L’intervention sur invitation d’un État est en effet liée à deux conditions : qui appelle au secours ? dans quel cadre se déroule l’intervention ? L’autorité qui sollicite un État tiers doit d’abord être l’autorité effective de l’État en difficulté, c’est-à-dire celle qui contrôle l’ensemble du territoire – pas forcément sa totalité. Le droit international est plus flou quant au cadre d’intervention. Un État tiers ne peut pas intervenir dans une guerre civile mais son intervention est recevable dans la lutte contre le terrorisme ou la criminalité organisée.
La dernière exigence est le respect du droit international humanitaire (protection des populations civiles, proportionnalité des attaques, etc.) et de toutes les autres règles internationales applicables.

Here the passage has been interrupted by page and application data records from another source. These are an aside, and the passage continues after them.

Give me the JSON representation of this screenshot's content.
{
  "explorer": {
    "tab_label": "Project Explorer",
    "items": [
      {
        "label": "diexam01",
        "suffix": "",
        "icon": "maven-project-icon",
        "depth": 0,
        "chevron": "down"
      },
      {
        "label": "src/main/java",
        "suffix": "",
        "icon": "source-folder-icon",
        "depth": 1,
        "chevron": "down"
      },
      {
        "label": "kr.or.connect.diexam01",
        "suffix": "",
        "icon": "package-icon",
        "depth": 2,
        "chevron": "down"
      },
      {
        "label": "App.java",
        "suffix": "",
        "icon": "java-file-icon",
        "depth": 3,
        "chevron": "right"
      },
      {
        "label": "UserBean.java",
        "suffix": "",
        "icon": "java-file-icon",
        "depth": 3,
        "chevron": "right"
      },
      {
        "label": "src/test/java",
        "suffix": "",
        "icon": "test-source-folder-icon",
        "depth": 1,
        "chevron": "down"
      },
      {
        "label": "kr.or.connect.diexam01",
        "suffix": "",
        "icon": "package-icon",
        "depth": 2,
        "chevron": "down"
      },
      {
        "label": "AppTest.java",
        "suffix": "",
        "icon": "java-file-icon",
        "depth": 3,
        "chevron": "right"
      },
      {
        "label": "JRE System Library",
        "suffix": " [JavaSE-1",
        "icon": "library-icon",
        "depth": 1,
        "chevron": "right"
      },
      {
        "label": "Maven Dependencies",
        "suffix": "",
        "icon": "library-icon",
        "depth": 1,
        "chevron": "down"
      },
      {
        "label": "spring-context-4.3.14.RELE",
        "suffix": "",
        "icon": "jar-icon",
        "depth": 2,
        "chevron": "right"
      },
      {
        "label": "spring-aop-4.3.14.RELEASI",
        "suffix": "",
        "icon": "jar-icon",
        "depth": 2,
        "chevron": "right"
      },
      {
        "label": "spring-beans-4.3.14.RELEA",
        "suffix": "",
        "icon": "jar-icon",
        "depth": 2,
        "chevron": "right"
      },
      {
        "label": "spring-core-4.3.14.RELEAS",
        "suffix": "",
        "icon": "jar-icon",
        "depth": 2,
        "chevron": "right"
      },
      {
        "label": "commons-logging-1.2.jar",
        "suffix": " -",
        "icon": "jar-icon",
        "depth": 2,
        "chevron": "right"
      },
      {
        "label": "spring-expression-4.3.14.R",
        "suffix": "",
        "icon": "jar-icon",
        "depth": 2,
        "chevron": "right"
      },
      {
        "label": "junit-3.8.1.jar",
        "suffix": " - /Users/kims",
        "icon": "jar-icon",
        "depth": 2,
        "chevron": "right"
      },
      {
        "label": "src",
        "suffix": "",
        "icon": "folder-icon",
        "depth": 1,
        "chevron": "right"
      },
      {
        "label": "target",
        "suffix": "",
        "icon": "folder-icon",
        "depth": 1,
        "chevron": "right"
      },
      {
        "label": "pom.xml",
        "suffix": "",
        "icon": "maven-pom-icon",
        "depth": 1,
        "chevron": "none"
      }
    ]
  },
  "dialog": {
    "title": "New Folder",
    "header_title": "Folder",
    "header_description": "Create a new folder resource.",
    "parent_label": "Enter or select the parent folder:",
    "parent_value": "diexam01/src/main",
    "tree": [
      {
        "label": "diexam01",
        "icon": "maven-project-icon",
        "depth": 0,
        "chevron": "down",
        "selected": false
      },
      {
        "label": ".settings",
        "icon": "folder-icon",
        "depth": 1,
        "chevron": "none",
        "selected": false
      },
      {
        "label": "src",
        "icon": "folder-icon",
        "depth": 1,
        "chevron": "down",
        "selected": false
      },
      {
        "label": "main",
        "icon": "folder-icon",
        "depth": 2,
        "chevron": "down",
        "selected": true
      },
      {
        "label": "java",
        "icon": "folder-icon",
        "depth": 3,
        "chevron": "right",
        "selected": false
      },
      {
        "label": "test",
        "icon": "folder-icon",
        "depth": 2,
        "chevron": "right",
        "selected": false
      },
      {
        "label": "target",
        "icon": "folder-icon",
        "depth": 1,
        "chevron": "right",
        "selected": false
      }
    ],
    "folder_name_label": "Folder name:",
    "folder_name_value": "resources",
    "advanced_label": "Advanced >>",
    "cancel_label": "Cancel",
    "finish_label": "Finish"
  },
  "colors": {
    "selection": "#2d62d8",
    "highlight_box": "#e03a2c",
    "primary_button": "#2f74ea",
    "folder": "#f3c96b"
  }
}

Il existe deux possibilités qui permettent à un État d’intervenir militairement sur un territoire souverain sans le consentement de son gouvernement. La première est l’existence d’une résolution du Conseil de sécurité des Nations unies, sous le chapitre 7 (qui autorise l’usage de la force), qui permet à un État ou à une communauté d’États d’intervenir pour maintenir la paix et la sécurité internationale. La deuxième possibilité est le cas de légitime défense. Les États-Unis ont pu, par exemple, exercer ce droit contre l’Afghanistan des Talibans à la suite des attentats du 11 septembre 2001.
Un État ne peut pas intervenir sans résolution du Conseil de sécurité pour des motifs humanitaires. Il n’est pas permis de se passer d’une résolution du Conseil de sécurité à titre humanitaire. Le principe de responsabilité de protéger rappelle aux États leurs obligations de prévenir et réprimer génocide, crimes contre l’humanité, nettoyage ethnique et crimes de guerre contre leurs populations. Mais ce principe ne peut pas être utilisé comme un titre juridique, permettant à un État tiers d’intervenir unilatéralement au secours des populations en danger. C’est d’abord un mécanisme pour inciter au dialogue, à la prévention. Seule une résolution des Nations unies peut décider d’une intervention au nom de la responsabilité de protéger.